*Task:*
Print, exactly and completely, every entry in the data.

*The data:*
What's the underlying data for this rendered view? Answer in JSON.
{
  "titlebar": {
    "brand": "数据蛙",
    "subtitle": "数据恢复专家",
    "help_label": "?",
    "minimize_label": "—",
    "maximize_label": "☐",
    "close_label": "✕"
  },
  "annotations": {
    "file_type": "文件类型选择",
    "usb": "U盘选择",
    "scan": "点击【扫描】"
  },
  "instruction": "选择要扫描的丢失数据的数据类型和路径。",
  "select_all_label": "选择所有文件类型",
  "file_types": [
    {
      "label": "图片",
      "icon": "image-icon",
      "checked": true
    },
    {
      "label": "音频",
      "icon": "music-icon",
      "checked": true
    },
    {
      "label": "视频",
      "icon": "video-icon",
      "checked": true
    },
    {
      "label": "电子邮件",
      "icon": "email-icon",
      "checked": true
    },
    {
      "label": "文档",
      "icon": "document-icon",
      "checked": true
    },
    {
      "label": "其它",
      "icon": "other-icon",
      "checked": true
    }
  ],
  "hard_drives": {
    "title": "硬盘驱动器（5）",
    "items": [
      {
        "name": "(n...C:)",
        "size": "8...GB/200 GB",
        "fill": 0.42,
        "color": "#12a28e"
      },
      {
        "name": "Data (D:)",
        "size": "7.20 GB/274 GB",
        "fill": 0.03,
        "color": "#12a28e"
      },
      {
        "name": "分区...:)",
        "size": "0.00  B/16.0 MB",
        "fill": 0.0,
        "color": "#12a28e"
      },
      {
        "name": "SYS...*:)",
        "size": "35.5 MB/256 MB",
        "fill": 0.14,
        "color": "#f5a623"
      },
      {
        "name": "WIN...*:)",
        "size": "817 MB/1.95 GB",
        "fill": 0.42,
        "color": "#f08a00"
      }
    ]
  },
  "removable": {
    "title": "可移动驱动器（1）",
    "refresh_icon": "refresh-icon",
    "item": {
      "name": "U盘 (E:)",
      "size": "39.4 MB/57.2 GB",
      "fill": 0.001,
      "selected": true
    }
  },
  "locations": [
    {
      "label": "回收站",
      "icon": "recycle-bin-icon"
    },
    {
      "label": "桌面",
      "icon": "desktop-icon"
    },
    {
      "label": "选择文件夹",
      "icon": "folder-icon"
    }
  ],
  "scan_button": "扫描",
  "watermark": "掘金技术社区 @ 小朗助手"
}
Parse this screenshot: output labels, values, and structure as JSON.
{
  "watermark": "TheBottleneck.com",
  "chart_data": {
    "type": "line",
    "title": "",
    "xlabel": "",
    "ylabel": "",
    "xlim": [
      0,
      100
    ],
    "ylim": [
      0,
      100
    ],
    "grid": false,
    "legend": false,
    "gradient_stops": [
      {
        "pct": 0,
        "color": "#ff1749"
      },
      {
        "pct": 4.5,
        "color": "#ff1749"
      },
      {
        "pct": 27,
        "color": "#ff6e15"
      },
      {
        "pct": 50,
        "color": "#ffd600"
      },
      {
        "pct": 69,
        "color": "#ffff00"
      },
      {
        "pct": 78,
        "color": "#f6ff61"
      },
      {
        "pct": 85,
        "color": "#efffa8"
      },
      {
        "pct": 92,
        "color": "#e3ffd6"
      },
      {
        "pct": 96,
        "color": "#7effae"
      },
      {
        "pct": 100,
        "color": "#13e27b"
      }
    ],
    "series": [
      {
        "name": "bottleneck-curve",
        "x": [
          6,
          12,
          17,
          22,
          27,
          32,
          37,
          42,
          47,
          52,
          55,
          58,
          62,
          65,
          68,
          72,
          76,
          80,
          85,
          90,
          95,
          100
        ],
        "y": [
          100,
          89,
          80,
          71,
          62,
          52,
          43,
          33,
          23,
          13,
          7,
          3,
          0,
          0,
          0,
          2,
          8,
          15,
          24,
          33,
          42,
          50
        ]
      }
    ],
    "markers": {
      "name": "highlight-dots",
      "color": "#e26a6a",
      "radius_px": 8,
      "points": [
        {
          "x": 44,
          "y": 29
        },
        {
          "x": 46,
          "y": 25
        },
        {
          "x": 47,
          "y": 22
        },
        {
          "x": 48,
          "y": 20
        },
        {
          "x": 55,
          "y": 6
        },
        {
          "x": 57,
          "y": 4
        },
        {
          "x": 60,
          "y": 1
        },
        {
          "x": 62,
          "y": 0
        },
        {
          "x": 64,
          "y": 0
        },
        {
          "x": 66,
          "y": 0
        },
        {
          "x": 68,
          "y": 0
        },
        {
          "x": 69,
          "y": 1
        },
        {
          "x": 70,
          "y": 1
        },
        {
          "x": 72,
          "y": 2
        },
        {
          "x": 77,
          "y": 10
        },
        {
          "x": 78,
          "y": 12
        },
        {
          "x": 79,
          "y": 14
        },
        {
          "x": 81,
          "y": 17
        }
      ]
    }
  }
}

*Output:*
What's the underlying data for this rendered view? Answer in JSON.
{
  "titlebar": {
    "brand": "数据蛙",
    "subtitle": "数据恢复专家",
    "help_label": "?",
    "minimize_label": "—",
    "maximize_label": "☐",
    "close_label": "✕"
  },
  "annotations": {
    "file_type": "文件类型选择",
    "usb": "U盘选择",
    "scan": "点击【扫描】"
  },
  "instruction": "选择要扫描的丢失数据的数据类型和路径。",
  "select_all_label": "选择所有文件类型",
  "file_types": [
    {
      "label": "图片",
      "icon": "image-icon",
      "checked": true
    },
    {
      "label": "音频",
      "icon": "music-icon",
      "checked": true
    },
    {
      "label": "视频",
      "icon": "video-icon",
      "checked": true
    },
    {
      "label": "电子邮件",
      "icon": "email-icon",
      "checked": true
    },
    {
      "label": "文档",
      "icon": "document-icon",
      "checked": true
    },
    {
      "label": "其它",
      "icon": "other-icon",
      "checked": true
    }
  ],
  "hard_drives": {
    "title": "硬盘驱动器（5）",
    "items": [
      {
        "name": "(n...C:)",
        "size": "8...GB/200 GB",
        "fill": 0.42,
        "color": "#12a28e"
      },
      {
        "name": "Data (D:)",
        "size": "7.20 GB/274 GB",
        "fill": 0.03,
        "color": "#12a28e"
      },
      {
        "name": "分区...:)",
        "size": "0.00  B/16.0 MB",
        "fill": 0.0,
        "color": "#12a28e"
      },
      {
        "name": "SYS...*:)",
        "size": "35.5 MB/256 MB",
        "fill": 0.14,
        "color": "#f5a623"
      },
      {
        "name": "WIN...*:)",
        "size": "817 MB/1.95 GB",
        "fill": 0.42,
        "color": "#f08a00"
      }
    ]
  },
  "removable": {
    "title": "可移动驱动器（1）",
    "refresh_icon": "refresh-icon",
    "item": {
      "name": "U盘 (E:)",
      "size": "39.4 MB/57.2 GB",
      "fill": 0.001,
      "selected": true
    }
  },
  "locations": [
    {
      "label": "回收站",
      "icon": "recycle-bin-icon"
    },
    {
      "label": "桌面",
      "icon": "desktop-icon"
    },
    {
      "label": "选择文件夹",
      "icon": "folder-icon"
    }
  ],
  "scan_button": "扫描",
  "watermark": "掘金技术社区 @ 小朗助手"
}
Parse this screenshot: output labels, values, and structure as JSON.
{
  "watermark": "TheBottleneck.com",
  "chart_data": {
    "type": "line",
    "title": "",
    "xlabel": "",
    "ylabel": "",
    "xlim": [
      0,
      100
    ],
    "ylim": [
      0,
      100
    ],
    "grid": false,
    "legend": false,
    "gradient_stops": [
      {
        "pct": 0,
        "color": "#ff1749"
      },
      {
        "pct": 4.5,
        "color": "#ff1749"
      },
      {
        "pct": 27,
        "color": "#ff6e15"
      },
      {
        "pct": 50,
        "color": "#ffd600"
      },
      {
        "pct": 69,
        "color": "#ffff00"
      },
      {
        "pct": 78,
        "color": "#f6ff61"
      },
      {
        "pct": 85,
        "color": "#efffa8"
      },
      {
        "pct": 92,
        "color": "#e3ffd6"
      },
      {
        "pct": 96,
        "color": "#7effae"
      },
      {
        "pct": 100,
        "color": "#13e27b"
      }
    ],
    "series": [
      {
        "name": "bottleneck-curve",
        "x": [
          6,
          12,
          17,
          22,
          27,
          32,
          37,
          42,
          47,
          52,
          55,
          58,
          62,
          65,
          68,
          72,
          76,
          80,
          85,
          90,
          95,
          100
        ],
        "y": [
          100,
          89,
          80,
          71,
          62,
          52,
          43,
          33,
          23,
          13,
          7,
          3,
          0,
          0,
          0,
          2,
          8,
          15,
          24,
          33,
          42,
          50
        ]
      }
    ],
    "markers": {
      "name": "highlight-dots",
      "color": "#e26a6a",
      "radius_px": 8,
      "points": [
        {
          "x": 44,
          "y": 29
        },
        {
          "x": 46,
          "y": 25
        },
        {
          "x": 47,
          "y": 22
        },
        {
          "x": 48,
          "y": 20
        },
        {
          "x": 55,
          "y": 6
        },
        {
          "x": 57,
          "y": 4
        },
        {
          "x": 60,
          "y": 1
        },
        {
          "x": 62,
          "y": 0
        },
        {
          "x": 64,
          "y": 0
        },
        {
          "x": 66,
          "y": 0
        },
        {
          "x": 68,
          "y": 0
        },
        {
          "x": 69,
          "y": 1
        },
        {
          "x": 70,
          "y": 1
        },
        {
          "x": 72,
          "y": 2
        },
        {
          "x": 77,
          "y": 10
        },
        {
          "x": 78,
          "y": 12
        },
        {
          "x": 79,
          "y": 14
        },
        {
          "x": 81,
          "y": 17
        }
      ]
    }
  }
}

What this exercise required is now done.